Tuesday, December 20, 2005

Your phone call is important to us. We defy you to believe that as you wait on hold twenty-six minutes for the next customer service agent.

I was in a Vroman's bookstore this weekend, and overheard the following exchange:

Clerk 1: Have you started on the stocking yet?
Clerk 2: No, I haven't had a chance.
Clerk 1: We got, like, an hour.
Clerk 2: I know, I know. I'll start it now. And I'm not going to talk to any customers!

Ah, it brings back memories of the retail life.

It's a pretty popular sport right now, complaining about customer service. And with good reason, of course. But I submit to you that poor customer service is so seldom really the fault of the customer service clerk, or the cashier, or the barista.

My ex used to work at that barren wasteland of customer service that is Home Depot. Here's the deal with that: At the beginning of your shift, they give you a buttload of shit to stock, and/or a long-ass list of shit to inventory, and they tell you that you better have it done by the time your shift is over. And believe me, "helping customers" is not an acceptable excuse for not getting it done. Your manager tells you that you have to help customers AND get your stocking/inventory done as well. How do you do that, when you have a whole aisle of people 12 deep waiting for you to show them where the lug nuts are? Well, we all know how they get it done at Home Depot, don't we? By pretending that you, the customer, do not exist. Yep, by putting on those "customer blinders" that allow them to walk right past poor befuddled little you without so much as a glance.

So it's not really the poor retail clerk's fault that he ignores you, is it? He's just trying to keep his fucking job.

Here's another example. I used to work for Starbucks as a assistant store manager.
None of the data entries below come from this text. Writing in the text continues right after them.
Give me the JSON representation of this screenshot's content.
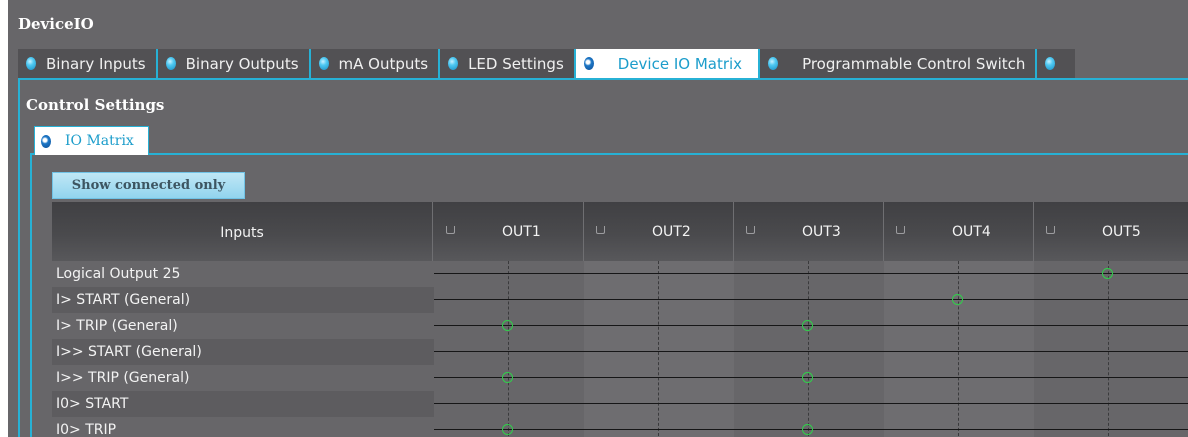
{
  "app": {
    "title": "DeviceIO"
  },
  "tabs": [
    {
      "label": "Binary Inputs",
      "active": false
    },
    {
      "label": "Binary Outputs",
      "active": false
    },
    {
      "label": "mA Outputs",
      "active": false
    },
    {
      "label": "LED Settings",
      "active": false
    },
    {
      "label": "Device IO Matrix",
      "active": true
    },
    {
      "label": "Programmable Control Switch",
      "active": false
    },
    {
      "label": "",
      "active": false
    }
  ],
  "section": {
    "title": "Control Settings",
    "subtab": "IO Matrix"
  },
  "toolbar": {
    "show_connected_label": "Show connected only"
  },
  "matrix": {
    "inputs_header": "Inputs",
    "columns": [
      "OUT1",
      "OUT2",
      "OUT3",
      "OUT4",
      "OUT5"
    ],
    "rows": [
      {
        "name": "Logical Output 25",
        "connections": [
          "OUT5"
        ]
      },
      {
        "name": "I> START (General)",
        "connections": [
          "OUT4"
        ]
      },
      {
        "name": "I> TRIP (General)",
        "connections": [
          "OUT1",
          "OUT3"
        ]
      },
      {
        "name": "I>> START (General)",
        "connections": []
      },
      {
        "name": "I>> TRIP (General)",
        "connections": [
          "OUT1",
          "OUT3"
        ]
      },
      {
        "name": "I0> START",
        "connections": []
      },
      {
        "name": "I0> TRIP",
        "connections": [
          "OUT1",
          "OUT3"
        ]
      }
    ]
  },
  "colors": {
    "accent": "#27b1d5",
    "node": "#2fd14a",
    "background": "#676669"
  }
}
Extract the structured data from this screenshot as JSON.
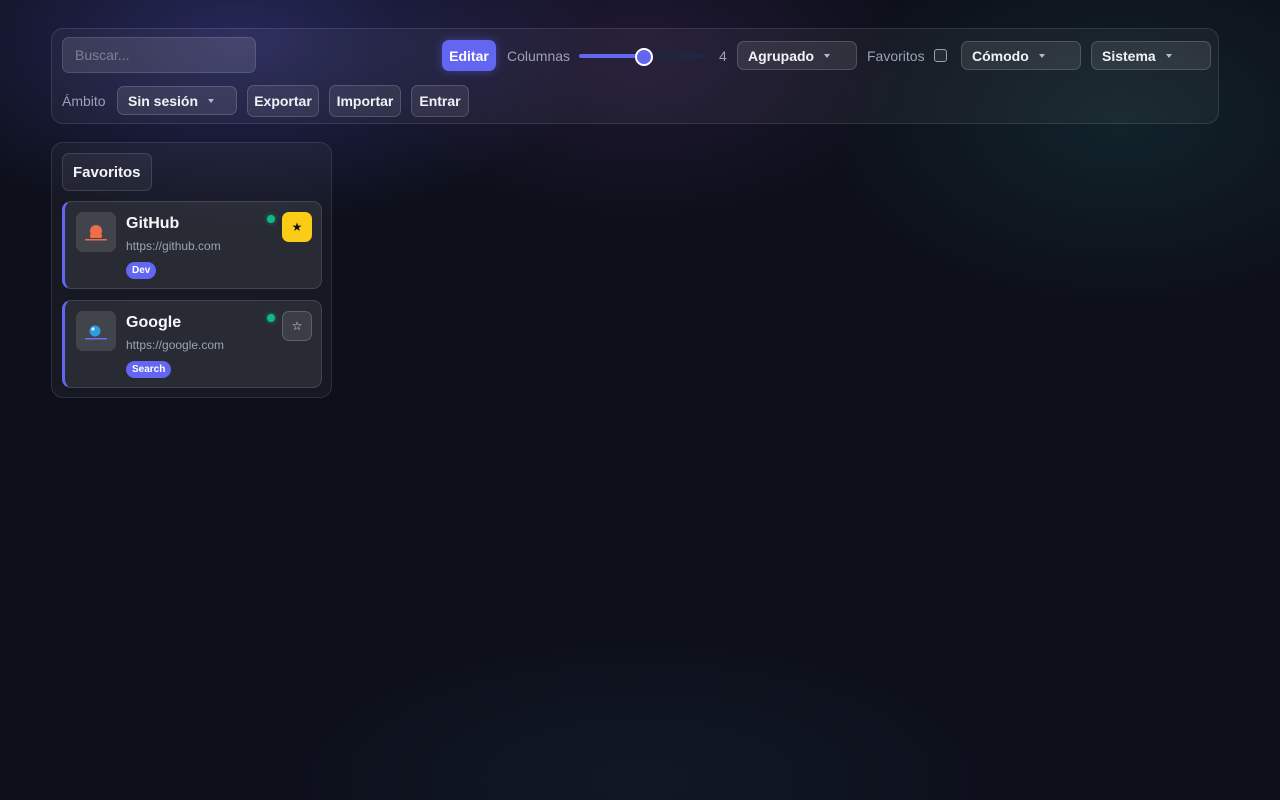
{
  "toolbar": {
    "search_placeholder": "Buscar...",
    "edit_label": "Editar",
    "columns_label": "Columnas",
    "columns_value": "4",
    "columns_slider": {
      "min": 1,
      "max": 6,
      "value": 4
    },
    "grouping_select": "Agrupado",
    "favorites_label": "Favoritos",
    "favorites_checked": false,
    "density_select": "Cómodo",
    "theme_select": "Sistema",
    "scope_label": "Ámbito",
    "scope_select": "Sin sesión",
    "export_label": "Exportar",
    "import_label": "Importar",
    "login_label": "Entrar"
  },
  "panel": {
    "title": "Favoritos",
    "cards": [
      {
        "title": "GitHub",
        "url": "https://github.com",
        "tag": "Dev",
        "status": "online",
        "favorite": true,
        "star": "★",
        "icon": "github-favicon-icon"
      },
      {
        "title": "Google",
        "url": "https://google.com",
        "tag": "Search",
        "status": "online",
        "favorite": false,
        "star": "☆",
        "icon": "google-favicon-icon"
      }
    ]
  },
  "colors": {
    "accent": "#6366f1",
    "favorite": "#facc15",
    "status_online": "#10b981",
    "background": "#0d101b"
  }
}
And man, oh man what a bunch of fucking hypocrites those "the customer is so fucking important" fuckers are. See, they got this little thing called a labor matrix, and it shows you how many dollars you bring in per half hour, and how many people they will allow you to have on the floor at any one time based on those dollars. Well, that doesn't sound too bad, does it? That sounds like good, sound capitalism, don't it? Well, yeah, except that built into that matrix is a little equation that basically figures how long customers will wait in line before they give up and walk away, or go completely postal and start thrashing at the pastry case with their cell phone. And then it figures out how to make them wait just 3 fucking seconds shy of that.

So if I was managing the morning rush, and we fell below the dollar figure to keep four people on the floor, I would have to send a person home immediately, NO MATTER HOW MANY PEOPLE WERE WAITING IN LINE. No matter how wretchedly the restrooms were fucked up, no matter how swamped the barista was in half-caf soy pumpkin lattes.

So, again, it really does very little good to berate the barista when your trip to Starbucks takes a half an hour. It really does no good to berate the manager, even. Those decisions about shitty shitty cheap-ass customer service are being made at the corporate level, and that's the only place where they can be addressed.

And jeez, don't even get me started about those call centers in India. It was bad enough, when American phone reps weren't empowered to truly help you. Now, they're not empowered, and you can't understand a fucking word they're saying.

But, you know, have a nice fucking day.

1 comment:

Bro said...

I used to work at a Trauma Center. One night early in my "solo" carreer after my training period I didn't get the bedside stations restocked with med supplies, I had spent the entire time between 2:00 AM and 5:30AM running down to Blood for an incredible 14 units we put in a guy (that died) in addition to two regular Traumas that came in by chopper. Oh man did the guy who trained me light into my ass for not getting the peroxide and bandaids stocked by each bedside because I was doing emergency medical stuff, I was responsible for both. I was pissed, it was outrageous, they had their priorities all wrong.

Later I learned to do both no matter what and it stopped feeling like screwed up priorities, just a higher level of expectation.

Still sounds unfair what they do to you at Home Depot, I stopped buying bottled water there due to poor customer service so they as employers/merchants do have choices they need to make. Feels good to talk with your feet regardless of how futile.